[Interface dataset entries]
────────────────────
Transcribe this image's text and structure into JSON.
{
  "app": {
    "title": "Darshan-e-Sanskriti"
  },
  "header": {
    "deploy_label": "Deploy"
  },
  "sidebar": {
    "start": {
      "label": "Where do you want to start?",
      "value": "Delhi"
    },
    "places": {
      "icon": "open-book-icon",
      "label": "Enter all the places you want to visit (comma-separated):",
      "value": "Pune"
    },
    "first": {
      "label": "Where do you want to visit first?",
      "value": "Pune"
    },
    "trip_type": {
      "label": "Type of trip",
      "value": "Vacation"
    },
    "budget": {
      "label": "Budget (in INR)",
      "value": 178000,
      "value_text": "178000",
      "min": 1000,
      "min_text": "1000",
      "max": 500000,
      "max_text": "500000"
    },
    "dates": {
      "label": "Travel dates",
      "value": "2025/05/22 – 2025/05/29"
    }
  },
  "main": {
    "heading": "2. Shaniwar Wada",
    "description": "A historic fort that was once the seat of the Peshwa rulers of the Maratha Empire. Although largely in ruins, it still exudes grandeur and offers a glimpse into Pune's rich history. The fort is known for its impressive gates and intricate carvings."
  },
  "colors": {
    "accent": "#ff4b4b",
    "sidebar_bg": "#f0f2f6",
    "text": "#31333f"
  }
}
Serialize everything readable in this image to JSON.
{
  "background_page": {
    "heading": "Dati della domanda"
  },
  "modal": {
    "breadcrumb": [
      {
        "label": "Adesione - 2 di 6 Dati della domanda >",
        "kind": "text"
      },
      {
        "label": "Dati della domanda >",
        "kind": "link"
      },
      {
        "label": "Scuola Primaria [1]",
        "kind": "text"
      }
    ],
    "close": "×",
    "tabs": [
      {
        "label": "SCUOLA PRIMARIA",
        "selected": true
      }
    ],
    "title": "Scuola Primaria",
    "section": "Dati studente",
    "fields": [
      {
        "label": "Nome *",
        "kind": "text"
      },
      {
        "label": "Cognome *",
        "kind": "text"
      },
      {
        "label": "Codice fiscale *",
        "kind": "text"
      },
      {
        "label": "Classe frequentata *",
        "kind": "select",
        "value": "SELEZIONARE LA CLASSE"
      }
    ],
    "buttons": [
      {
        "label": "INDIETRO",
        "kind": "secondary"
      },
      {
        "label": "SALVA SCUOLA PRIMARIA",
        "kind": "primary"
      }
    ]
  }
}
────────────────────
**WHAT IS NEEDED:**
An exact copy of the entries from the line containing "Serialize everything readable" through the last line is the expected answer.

**COMPLETED TASK:**
Serialize everything readable in this image to JSON.
{
  "background_page": {
    "heading": "Dati della domanda"
  },
  "modal": {
    "breadcrumb": [
      {
        "label": "Adesione - 2 di 6 Dati della domanda >",
        "kind": "text"
      },
      {
        "label": "Dati della domanda >",
        "kind": "link"
      },
      {
        "label": "Scuola Primaria [1]",
        "kind": "text"
      }
    ],
    "close": "×",
    "tabs": [
      {
        "label": "SCUOLA PRIMARIA",
        "selected": true
      }
    ],
    "title": "Scuola Primaria",
    "section": "Dati studente",
    "fields": [
      {
        "label": "Nome *",
        "kind": "text"
      },
      {
        "label": "Cognome *",
        "kind": "text"
      },
      {
        "label": "Codice fiscale *",
        "kind": "text"
      },
      {
        "label": "Classe frequentata *",
        "kind": "select",
        "value": "SELEZIONARE LA CLASSE"
      }
    ],
    "buttons": [
      {
        "label": "INDIETRO",
        "kind": "secondary"
      },
      {
        "label": "SALVA SCUOLA PRIMARIA",
        "kind": "primary"
      }
    ]
  }
}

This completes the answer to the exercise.